- **REQUIRED WORK**:
Nothing should differ between your output and the entries below.

- **THE RECORDS**:

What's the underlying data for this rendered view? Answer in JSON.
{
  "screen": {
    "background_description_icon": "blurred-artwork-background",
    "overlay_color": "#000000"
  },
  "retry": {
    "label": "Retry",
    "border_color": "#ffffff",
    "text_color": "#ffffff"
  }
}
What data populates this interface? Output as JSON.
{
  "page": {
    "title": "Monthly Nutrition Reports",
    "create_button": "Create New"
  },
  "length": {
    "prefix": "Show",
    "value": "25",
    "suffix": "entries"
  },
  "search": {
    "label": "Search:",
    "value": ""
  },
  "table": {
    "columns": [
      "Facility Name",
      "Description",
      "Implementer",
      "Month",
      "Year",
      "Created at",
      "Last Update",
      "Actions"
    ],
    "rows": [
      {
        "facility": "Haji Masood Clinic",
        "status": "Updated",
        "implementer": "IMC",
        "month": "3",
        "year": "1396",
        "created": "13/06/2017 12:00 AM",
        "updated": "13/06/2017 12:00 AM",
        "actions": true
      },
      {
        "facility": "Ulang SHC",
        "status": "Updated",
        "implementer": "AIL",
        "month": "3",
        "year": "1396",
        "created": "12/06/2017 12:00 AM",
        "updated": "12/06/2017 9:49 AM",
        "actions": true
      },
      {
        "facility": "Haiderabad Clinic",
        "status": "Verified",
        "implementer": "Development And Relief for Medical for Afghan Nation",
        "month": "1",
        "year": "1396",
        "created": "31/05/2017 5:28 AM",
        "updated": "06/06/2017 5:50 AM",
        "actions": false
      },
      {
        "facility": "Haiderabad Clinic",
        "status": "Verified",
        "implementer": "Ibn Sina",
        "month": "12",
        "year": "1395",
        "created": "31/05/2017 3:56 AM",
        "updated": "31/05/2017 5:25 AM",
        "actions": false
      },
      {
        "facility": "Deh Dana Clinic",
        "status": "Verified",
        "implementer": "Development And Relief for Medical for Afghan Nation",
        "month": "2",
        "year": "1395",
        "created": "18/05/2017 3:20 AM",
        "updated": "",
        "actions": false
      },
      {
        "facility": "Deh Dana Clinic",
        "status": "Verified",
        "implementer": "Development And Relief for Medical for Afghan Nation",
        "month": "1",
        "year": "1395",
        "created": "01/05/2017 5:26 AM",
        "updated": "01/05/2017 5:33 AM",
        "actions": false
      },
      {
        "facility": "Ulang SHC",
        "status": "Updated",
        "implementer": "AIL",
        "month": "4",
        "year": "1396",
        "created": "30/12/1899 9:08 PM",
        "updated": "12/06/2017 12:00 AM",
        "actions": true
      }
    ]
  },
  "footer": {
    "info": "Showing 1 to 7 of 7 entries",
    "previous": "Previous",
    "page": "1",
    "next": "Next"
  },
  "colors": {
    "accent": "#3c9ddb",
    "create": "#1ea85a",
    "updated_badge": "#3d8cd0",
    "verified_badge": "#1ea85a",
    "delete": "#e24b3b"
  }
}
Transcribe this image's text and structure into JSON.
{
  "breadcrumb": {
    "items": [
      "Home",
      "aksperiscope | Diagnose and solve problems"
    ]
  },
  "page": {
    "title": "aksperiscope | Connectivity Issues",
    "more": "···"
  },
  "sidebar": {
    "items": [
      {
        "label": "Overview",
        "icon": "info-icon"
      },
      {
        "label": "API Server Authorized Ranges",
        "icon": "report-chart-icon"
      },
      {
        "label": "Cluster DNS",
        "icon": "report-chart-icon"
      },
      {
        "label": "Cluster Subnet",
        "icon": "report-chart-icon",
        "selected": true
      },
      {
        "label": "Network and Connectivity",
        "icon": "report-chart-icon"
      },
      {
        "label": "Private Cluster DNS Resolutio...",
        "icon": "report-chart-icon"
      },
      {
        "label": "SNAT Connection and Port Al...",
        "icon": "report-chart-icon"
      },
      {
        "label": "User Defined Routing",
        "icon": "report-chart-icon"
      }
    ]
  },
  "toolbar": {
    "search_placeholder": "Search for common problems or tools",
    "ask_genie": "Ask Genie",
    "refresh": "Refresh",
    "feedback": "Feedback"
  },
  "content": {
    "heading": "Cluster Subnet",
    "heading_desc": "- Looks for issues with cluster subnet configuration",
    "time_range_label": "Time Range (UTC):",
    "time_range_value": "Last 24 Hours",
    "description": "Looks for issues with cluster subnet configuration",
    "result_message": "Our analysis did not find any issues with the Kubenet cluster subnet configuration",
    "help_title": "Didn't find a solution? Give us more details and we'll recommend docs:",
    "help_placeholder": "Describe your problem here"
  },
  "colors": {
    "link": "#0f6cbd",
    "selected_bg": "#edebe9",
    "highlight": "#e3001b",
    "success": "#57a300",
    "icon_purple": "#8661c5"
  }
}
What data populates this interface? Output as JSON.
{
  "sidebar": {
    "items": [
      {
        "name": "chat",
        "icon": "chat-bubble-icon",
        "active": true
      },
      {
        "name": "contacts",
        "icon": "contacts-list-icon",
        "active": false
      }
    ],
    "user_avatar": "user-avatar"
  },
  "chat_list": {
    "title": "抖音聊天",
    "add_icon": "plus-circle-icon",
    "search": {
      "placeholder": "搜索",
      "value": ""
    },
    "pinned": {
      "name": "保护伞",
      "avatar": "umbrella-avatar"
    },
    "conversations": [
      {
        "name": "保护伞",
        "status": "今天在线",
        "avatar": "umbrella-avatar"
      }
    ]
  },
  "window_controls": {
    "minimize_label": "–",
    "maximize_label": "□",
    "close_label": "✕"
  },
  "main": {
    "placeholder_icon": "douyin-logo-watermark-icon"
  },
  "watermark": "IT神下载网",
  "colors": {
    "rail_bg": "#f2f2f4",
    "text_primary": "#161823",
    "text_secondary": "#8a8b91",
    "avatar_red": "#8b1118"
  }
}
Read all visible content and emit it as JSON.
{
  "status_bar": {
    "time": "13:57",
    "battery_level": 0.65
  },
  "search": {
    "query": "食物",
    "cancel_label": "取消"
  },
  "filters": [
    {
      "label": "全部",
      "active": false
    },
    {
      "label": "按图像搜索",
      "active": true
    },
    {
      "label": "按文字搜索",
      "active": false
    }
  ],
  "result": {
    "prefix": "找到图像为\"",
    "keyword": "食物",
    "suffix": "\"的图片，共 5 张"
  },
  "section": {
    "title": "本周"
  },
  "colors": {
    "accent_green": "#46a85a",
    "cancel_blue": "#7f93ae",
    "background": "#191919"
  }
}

- **ANSWER SPACE**:
What's the underlying data for this rendered view? Answer in JSON.
{
  "screen": {
    "background_description_icon": "blurred-artwork-background",
    "overlay_color": "#000000"
  },
  "retry": {
    "label": "Retry",
    "border_color": "#ffffff",
    "text_color": "#ffffff"
  }
}
What data populates this interface? Output as JSON.
{
  "page": {
    "title": "Monthly Nutrition Reports",
    "create_button": "Create New"
  },
  "length": {
    "prefix": "Show",
    "value": "25",
    "suffix": "entries"
  },
  "search": {
    "label": "Search:",
    "value": ""
  },
  "table": {
    "columns": [
      "Facility Name",
      "Description",
      "Implementer",
      "Month",
      "Year",
      "Created at",
      "Last Update",
      "Actions"
    ],
    "rows": [
      {
        "facility": "Haji Masood Clinic",
        "status": "Updated",
        "implementer": "IMC",
        "month": "3",
        "year": "1396",
        "created": "13/06/2017 12:00 AM",
        "updated": "13/06/2017 12:00 AM",
        "actions": true
      },
      {
        "facility": "Ulang SHC",
        "status": "Updated",
        "implementer": "AIL",
        "month": "3",
        "year": "1396",
        "created": "12/06/2017 12:00 AM",
        "updated": "12/06/2017 9:49 AM",
        "actions": true
      },
      {
        "facility": "Haiderabad Clinic",
        "status": "Verified",
        "implementer": "Development And Relief for Medical for Afghan Nation",
        "month": "1",
        "year": "1396",
        "created": "31/05/2017 5:28 AM",
        "updated": "06/06/2017 5:50 AM",
        "actions": false
      },
      {
        "facility": "Haiderabad Clinic",
        "status": "Verified",
        "implementer": "Ibn Sina",
        "month": "12",
        "year": "1395",
        "created": "31/05/2017 3:56 AM",
        "updated": "31/05/2017 5:25 AM",
        "actions": false
      },
      {
        "facility": "Deh Dana Clinic",
        "status": "Verified",
        "implementer": "Development And Relief for Medical for Afghan Nation",
        "month": "2",
        "year": "1395",
        "created": "18/05/2017 3:20 AM",
        "updated": "",
        "actions": false
      },
      {
        "facility": "Deh Dana Clinic",
        "status": "Verified",
        "implementer": "Development And Relief for Medical for Afghan Nation",
        "month": "1",
        "year": "1395",
        "created": "01/05/2017 5:26 AM",
        "updated": "01/05/2017 5:33 AM",
        "actions": false
      },
      {
        "facility": "Ulang SHC",
        "status": "Updated",
        "implementer": "AIL",
        "month": "4",
        "year": "1396",
        "created": "30/12/1899 9:08 PM",
        "updated": "12/06/2017 12:00 AM",
        "actions": true
      }
    ]
  },
  "footer": {
    "info": "Showing 1 to 7 of 7 entries",
    "previous": "Previous",
    "page": "1",
    "next": "Next"
  },
  "colors": {
    "accent": "#3c9ddb",
    "create": "#1ea85a",
    "updated_badge": "#3d8cd0",
    "verified_badge": "#1ea85a",
    "delete": "#e24b3b"
  }
}
Transcribe this image's text and structure into JSON.
{
  "breadcrumb": {
    "items": [
      "Home",
      "aksperiscope | Diagnose and solve problems"
    ]
  },
  "page": {
    "title": "aksperiscope | Connectivity Issues",
    "more": "···"
  },
  "sidebar": {
    "items": [
      {
        "label": "Overview",
        "icon": "info-icon"
      },
      {
        "label": "API Server Authorized Ranges",
        "icon": "report-chart-icon"
      },
      {
        "label": "Cluster DNS",
        "icon": "report-chart-icon"
      },
      {
        "label": "Cluster Subnet",
        "icon": "report-chart-icon",
        "selected": true
      },
      {
        "label": "Network and Connectivity",
        "icon": "report-chart-icon"
      },
      {
        "label": "Private Cluster DNS Resolutio...",
        "icon": "report-chart-icon"
      },
      {
        "label": "SNAT Connection and Port Al...",
        "icon": "report-chart-icon"
      },
      {
        "label": "User Defined Routing",
        "icon": "report-chart-icon"
      }
    ]
  },
  "toolbar": {
    "search_placeholder": "Search for common problems or tools",
    "ask_genie": "Ask Genie",
    "refresh": "Refresh",
    "feedback": "Feedback"
  },
  "content": {
    "heading": "Cluster Subnet",
    "heading_desc": "- Looks for issues with cluster subnet configuration",
    "time_range_label": "Time Range (UTC):",
    "time_range_value": "Last 24 Hours",
    "description": "Looks for issues with cluster subnet configuration",
    "result_message": "Our analysis did not find any issues with the Kubenet cluster subnet configuration",
    "help_title": "Didn't find a solution? Give us more details and we'll recommend docs:",
    "help_placeholder": "Describe your problem here"
  },
  "colors": {
    "link": "#0f6cbd",
    "selected_bg": "#edebe9",
    "highlight": "#e3001b",
    "success": "#57a300",
    "icon_purple": "#8661c5"
  }
}
What data populates this interface? Output as JSON.
{
  "sidebar": {
    "items": [
      {
        "name": "chat",
        "icon": "chat-bubble-icon",
        "active": true
      },
      {
        "name": "contacts",
        "icon": "contacts-list-icon",
        "active": false
      }
    ],
    "user_avatar": "user-avatar"
  },
  "chat_list": {
    "title": "抖音聊天",
    "add_icon": "plus-circle-icon",
    "search": {
      "placeholder": "搜索",
      "value": ""
    },
    "pinned": {
      "name": "保护伞",
      "avatar": "umbrella-avatar"
    },
    "conversations": [
      {
        "name": "保护伞",
        "status": "今天在线",
        "avatar": "umbrella-avatar"
      }
    ]
  },
  "window_controls": {
    "minimize_label": "–",
    "maximize_label": "□",
    "close_label": "✕"
  },
  "main": {
    "placeholder_icon": "douyin-logo-watermark-icon"
  },
  "watermark": "IT神下载网",
  "colors": {
    "rail_bg": "#f2f2f4",
    "text_primary": "#161823",
    "text_secondary": "#8a8b91",
    "avatar_red": "#8b1118"
  }
}
Read all visible content and emit it as JSON.
{
  "status_bar": {
    "time": "13:57",
    "battery_level": 0.65
  },
  "search": {
    "query": "食物",
    "cancel_label": "取消"
  },
  "filters": [
    {
      "label": "全部",
      "active": false
    },
    {
      "label": "按图像搜索",
      "active": true
    },
    {
      "label": "按文字搜索",
      "active": false
    }
  ],
  "result": {
    "prefix": "找到图像为\"",
    "keyword": "食物",
    "suffix": "\"的图片，共 5 张"
  },
  "section": {
    "title": "本周"
  },
  "colors": {
    "accent_green": "#46a85a",
    "cancel_blue": "#7f93ae",
    "background": "#191919"
  }
}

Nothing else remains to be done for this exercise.